A web of intrigue enveloped Tobey Maguire Monday as word circulated that he may not be back as Peter Parker in Columbia Pictures’ “The Amazing Spider-Man,” the sequel to the top film of 2002 that earned Sony $800 million at the worldwide B.O.
Waiting in the wings is Jake Gyllenhaal, star of “Moonlight Mile,” “The Good Girl” and 20th Century Fox’s own summer 2004 tentpole, “The Day After Tomorrow.”
“After doing two physically demanding films in a row, Tobey has experienced mild discomfort in his back, which is in the final stages of healing,” Maguire’s spokeswoman said in a statement. “With an April 12 start date around the corner, everyone involved wants to be certain he is able to do the intense stunts.”
Maguire wrapped “Spider-Man” in April 2001. Eighteen months later, he began production Oct. 15 on “Seabiscuit” in the role of racehorse jockey Red Pollard. The four-month shoot wrapped Feb. 18.
If Maguire exits, it would come only a month after his reps renegotiated a career-best $17 million payday for the actor. Maguire earned $4 million for “Spider-Man” and $12.5 million for “Seabiscuit.” He agreed to star in the sequel last spring, prior to the first pic’s release.
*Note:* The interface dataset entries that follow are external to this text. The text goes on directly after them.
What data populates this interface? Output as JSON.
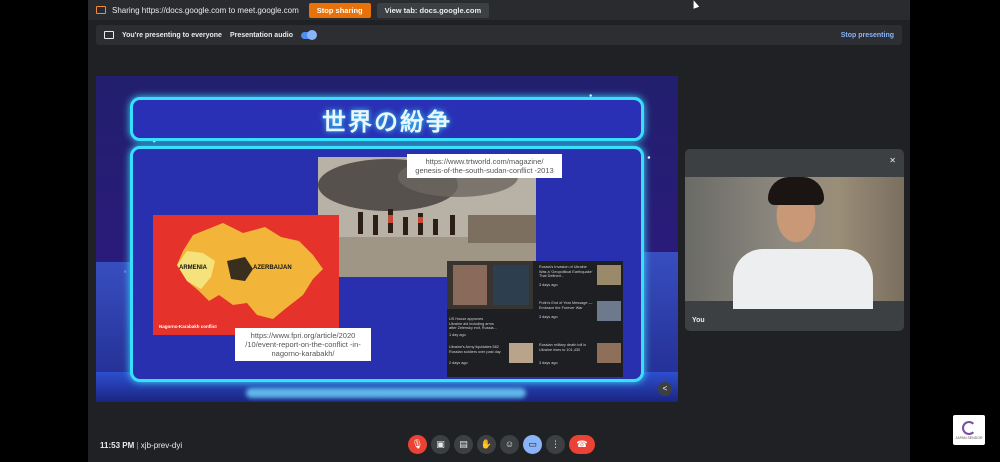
{
  "share_bar": {
    "message": "Sharing https://docs.google.com to meet.google.com",
    "stop_label": "Stop sharing",
    "view_tab_label": "View tab: docs.google.com"
  },
  "presenting_bar": {
    "status": "You're presenting to everyone",
    "audio_label": "Presentation audio",
    "stop_label": "Stop presenting"
  },
  "slide": {
    "title": "世界の紛争",
    "map_labels": {
      "armenia": "ARMENIA",
      "azerbaijan": "AZERBAIJAN",
      "caption": "Nagorno-Karabakh conflict"
    },
    "caption_trt": "https://www.trtworld.com/magazine/ genesis-of-the-south-sudan-conflict -2013",
    "caption_fpri": "https://www.fpri.org/article/2020 /10/event-report-on-the-conflict -in-nagorno-karabakh/",
    "news": [
      {
        "text": "US House approves Ukraine aid including arms after Zelensky exit, Russia...",
        "age": "1 day ago"
      },
      {
        "text": "Russia's Invasion of Ukraine Was a 'Geopolitical Earthquake' That Defined...",
        "age": "3 days ago"
      },
      {
        "text": "Ukraine's Army liquidates 582 Russian soldiers over past day",
        "age": "2 days ago"
      },
      {
        "text": "Putin's End of Year Message — Embrace the Forever War",
        "age": "3 days ago"
      },
      {
        "text": "Russian military death toll in Ukraine rises to 101,430",
        "age": "3 days ago"
      }
    ]
  },
  "self_tile": {
    "name": "You"
  },
  "bottom": {
    "time": "11:53 PM",
    "separator": "|",
    "meeting_code": "xjb-prev-dyi"
  },
  "logo": {
    "text": "JAPAN SENDOR"
  },
  "colors": {
    "accent": "#38e0ff",
    "stop_orange": "#e8710a",
    "hangup_red": "#ea4335"
  }
}
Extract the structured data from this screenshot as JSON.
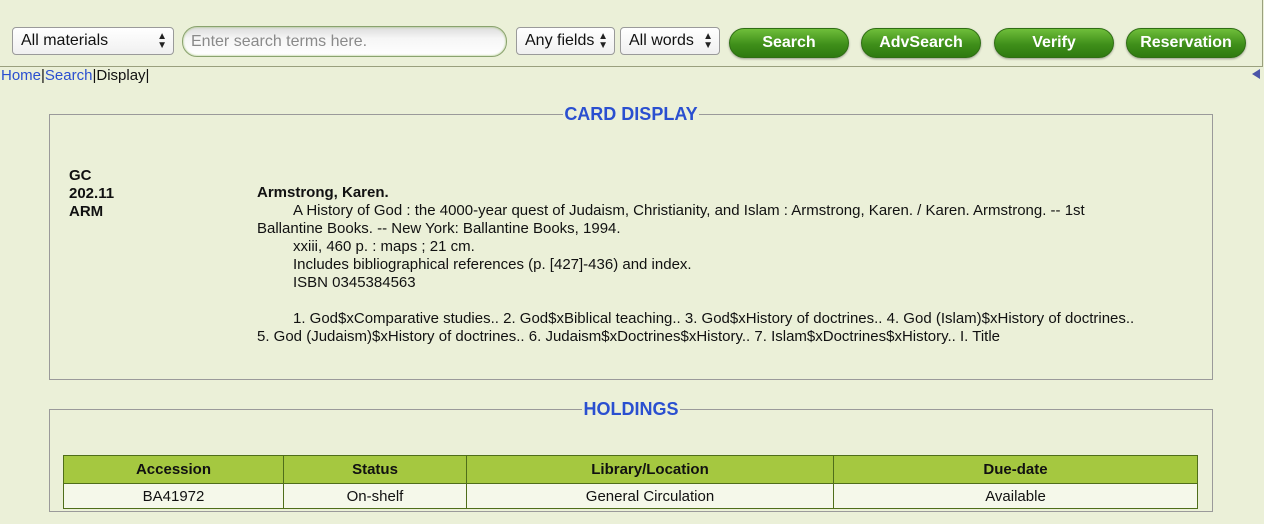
{
  "toolbar": {
    "materials_select": "All materials",
    "search_placeholder": "Enter search terms here.",
    "search_value": "",
    "fields_select": "Any fields",
    "words_select": "All words",
    "search_label": "Search",
    "advsearch_label": "AdvSearch",
    "verify_label": "Verify",
    "reservation_label": "Reservation",
    "button_color": "#3f8f1a"
  },
  "breadcrumb": {
    "home": "Home",
    "search": "Search",
    "display": "Display",
    "sep": "|"
  },
  "card": {
    "legend": "CARD DISPLAY",
    "call_number": [
      "GC",
      "202.11",
      "ARM"
    ],
    "author": "Armstrong, Karen.",
    "title_line1": "A History of God : the 4000-year quest of Judaism, Christianity, and Islam : Armstrong, Karen. / Karen. Armstrong. -- 1st",
    "title_line2": "Ballantine Books. -- New York: Ballantine Books, 1994.",
    "physical": "xxiii, 460 p. : maps ; 21 cm.",
    "notes": "Includes bibliographical references (p. [427]-436) and index.",
    "isbn": "ISBN 0345384563",
    "subjects_line1": "1. God$xComparative studies.. 2. God$xBiblical teaching.. 3. God$xHistory of doctrines.. 4. God (Islam)$xHistory of doctrines..",
    "subjects_line2": "5. God (Judaism)$xHistory of doctrines.. 6. Judaism$xDoctrines$xHistory.. 7. Islam$xDoctrines$xHistory.. I. Title"
  },
  "holdings": {
    "legend": "HOLDINGS",
    "columns": [
      "Accession",
      "Status",
      "Library/Location",
      "Due-date"
    ],
    "rows": [
      [
        "BA41972",
        "On-shelf",
        "General Circulation",
        "Available"
      ]
    ],
    "header_color": "#a5c840"
  },
  "icons": {
    "collapse": "triangle-left-icon",
    "select_arrows": "updown-arrows-icon"
  }
}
This scenario is only the latest superhero snafu in a town that is increasingly reliant on big-budget tentpole pics overseen by comic-book protagonists. Warners is currently navigating the bumpy road to hiring an actor willing to wear the “S” on his chest for the next three “Superman” films.
If Maguire were replaced, some of Col’s box office risk would be mitigated by the fact that Gyllenhaal would be good for the budget’s bottom line. Although he’s received kudos for performances in films like “October Sky” and “Donnie Darko,” he hasn’t yet commanded the salary of an above-the-title actor like Maguire.
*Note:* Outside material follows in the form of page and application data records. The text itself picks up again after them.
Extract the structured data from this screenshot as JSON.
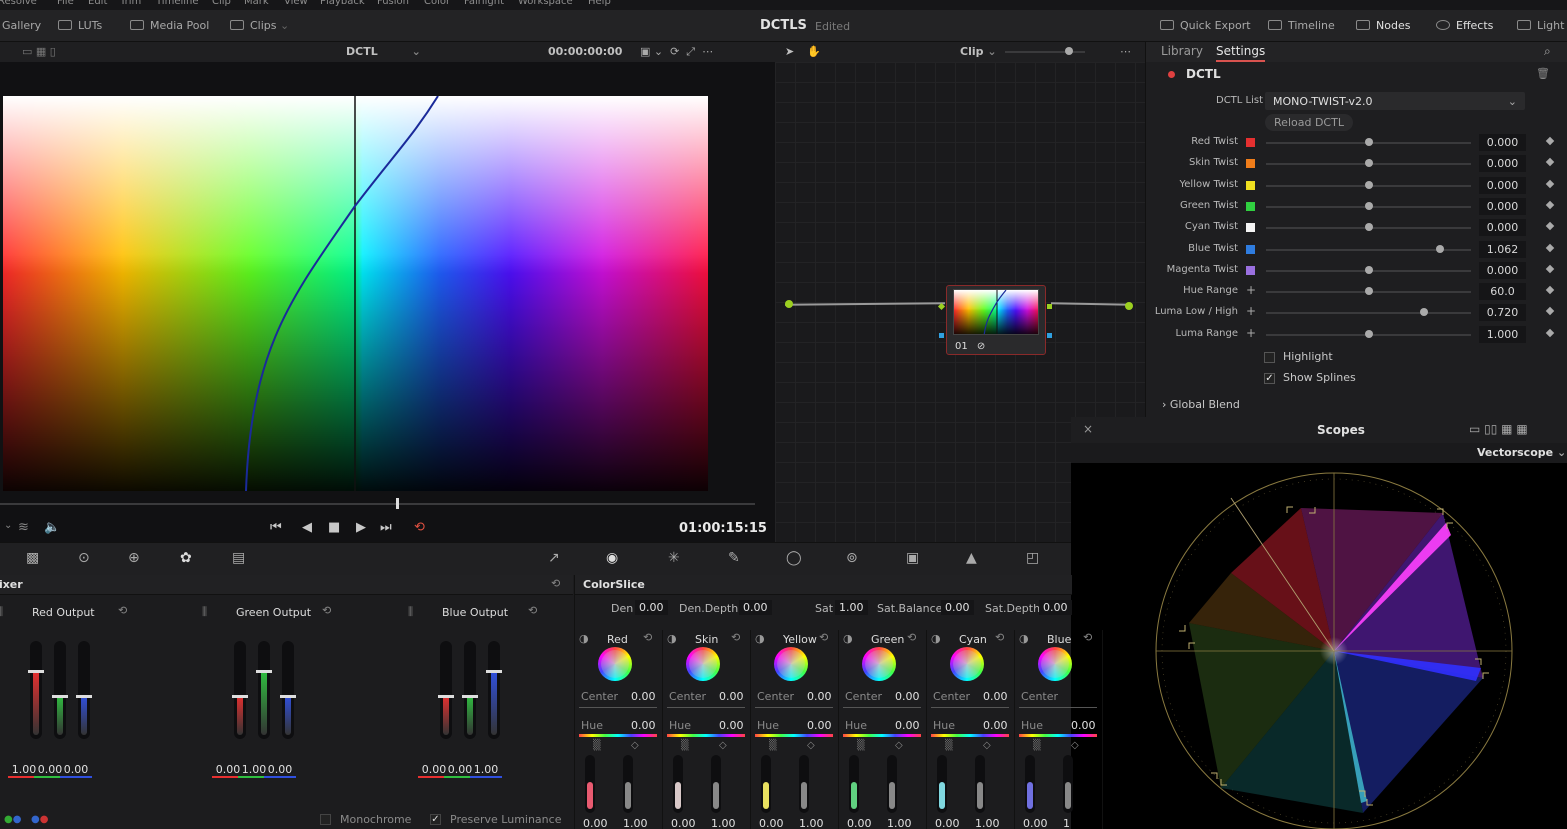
{
  "menubar": [
    "Resolve",
    "File",
    "Edit",
    "Trim",
    "Timeline",
    "Clip",
    "Mark",
    "View",
    "Playback",
    "Fusion",
    "Color",
    "Fairlight",
    "Workspace",
    "Help"
  ],
  "toolbar": {
    "gallery": "Gallery",
    "luts": "LUTs",
    "media_pool": "Media Pool",
    "clips": "Clips",
    "project_title": "DCTLS",
    "project_status": "Edited",
    "quick_export": "Quick Export",
    "timeline": "Timeline",
    "nodes": "Nodes",
    "effects": "Effects",
    "light": "Light"
  },
  "viewer": {
    "mode": "DCTL",
    "timecode_in": "00:00:00:00",
    "clip_label": "Clip",
    "timecode": "01:00:15:15"
  },
  "node": {
    "label": "01"
  },
  "settings": {
    "tabs": [
      "Library",
      "Settings"
    ],
    "section": "DCTL",
    "dctl_list_label": "DCTL List",
    "dctl_list_value": "MONO-TWIST-v2.0",
    "reload_button": "Reload DCTL",
    "params": [
      {
        "label": "Red Twist",
        "color": "#e53030",
        "value": "0.000",
        "level": 0.5
      },
      {
        "label": "Skin Twist",
        "color": "#f07d1a",
        "value": "0.000",
        "level": 0.5
      },
      {
        "label": "Yellow Twist",
        "color": "#f0e020",
        "value": "0.000",
        "level": 0.5
      },
      {
        "label": "Green Twist",
        "color": "#30d040",
        "value": "0.000",
        "level": 0.5
      },
      {
        "label": "Cyan Twist",
        "color": "#f4f4f4",
        "value": "0.000",
        "level": 0.5
      },
      {
        "label": "Blue Twist",
        "color": "#2f7de0",
        "value": "1.062",
        "level": 0.85
      },
      {
        "label": "Magenta Twist",
        "color": "#9a70e0",
        "value": "0.000",
        "level": 0.5
      },
      {
        "label": "Hue Range",
        "color": "",
        "value": "60.0",
        "level": 0.5
      },
      {
        "label": "Luma Low / High",
        "color": "",
        "value": "0.720",
        "level": 0.77
      },
      {
        "label": "Luma Range",
        "color": "",
        "value": "1.000",
        "level": 0.5
      }
    ],
    "highlight_label": "Highlight",
    "show_splines_label": "Show Splines",
    "global_blend": "Global Blend"
  },
  "scopes": {
    "title": "Scopes",
    "mode": "Vectorscope"
  },
  "mixer": {
    "title": "Mixer",
    "outputs": [
      {
        "label": "Red Output",
        "values": [
          "1.00",
          "0.00",
          "0.00"
        ],
        "levels": [
          0.72,
          0.45,
          0.45
        ]
      },
      {
        "label": "Green Output",
        "values": [
          "0.00",
          "1.00",
          "0.00"
        ],
        "levels": [
          0.45,
          0.72,
          0.45
        ]
      },
      {
        "label": "Blue Output",
        "values": [
          "0.00",
          "0.00",
          "1.00"
        ],
        "levels": [
          0.45,
          0.45,
          0.72
        ]
      }
    ],
    "monochrome": "Monochrome",
    "preserve_luminance": "Preserve Luminance"
  },
  "colorslice": {
    "title": "ColorSlice",
    "den_label": "Den",
    "den": "0.00",
    "den_depth_label": "Den.Depth",
    "den_depth": "0.00",
    "sat_label": "Sat",
    "sat": "1.00",
    "sat_balance_label": "Sat.Balance",
    "sat_balance": "0.00",
    "sat_depth_label": "Sat.Depth",
    "sat_depth": "0.00",
    "center_label": "Center",
    "hue_label": "Hue",
    "slices": [
      {
        "name": "Red",
        "center": "0.00",
        "hue": "0.00",
        "v1": "0.00",
        "v2": "1.00",
        "color": "#e85a70"
      },
      {
        "name": "Skin",
        "center": "0.00",
        "hue": "0.00",
        "v1": "0.00",
        "v2": "1.00",
        "color": "#d8c8c8"
      },
      {
        "name": "Yellow",
        "center": "0.00",
        "hue": "0.00",
        "v1": "0.00",
        "v2": "1.00",
        "color": "#e8e060"
      },
      {
        "name": "Green",
        "center": "0.00",
        "hue": "0.00",
        "v1": "0.00",
        "v2": "1.00",
        "color": "#60d080"
      },
      {
        "name": "Cyan",
        "center": "0.00",
        "hue": "0.00",
        "v1": "0.00",
        "v2": "1.00",
        "color": "#80d8e0"
      },
      {
        "name": "Blue",
        "center": "",
        "hue": "0.00",
        "v1": "0.00",
        "v2": "1",
        "color": "#7070e0"
      }
    ]
  }
}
Sony’s Spidey sequel was originally slated to begin production in January, but was pushed to April so that Maguire could complete “Seabiscuit” for Universal and Spyglass Entertainment. Given its copious special effects, “The Amazing Spider-Man” is now on a tight schedule to make its May 7, 2004 release.
Even if the “Spider-Man” sequel had leeway next summer, this summer would remain a problem. After Kirsten Dunst reprises her role as distressed damsel Mary Jane Watson, she will proceed immediately to Working Title’s “Wimbledon.” The U release is expected to make history as the first production to shoot during the hallowed tennis tournament. However, the 2003 Wimbledon Championships run June 23-July 6; that hardly gives Dunst enough time to warm up.
Before Maguire was fitted for the red and blue suit, Gyllenhaal was on the short list of “Spider-Man” candidates. He can seem only more attractive now that he’s also dating Dunst.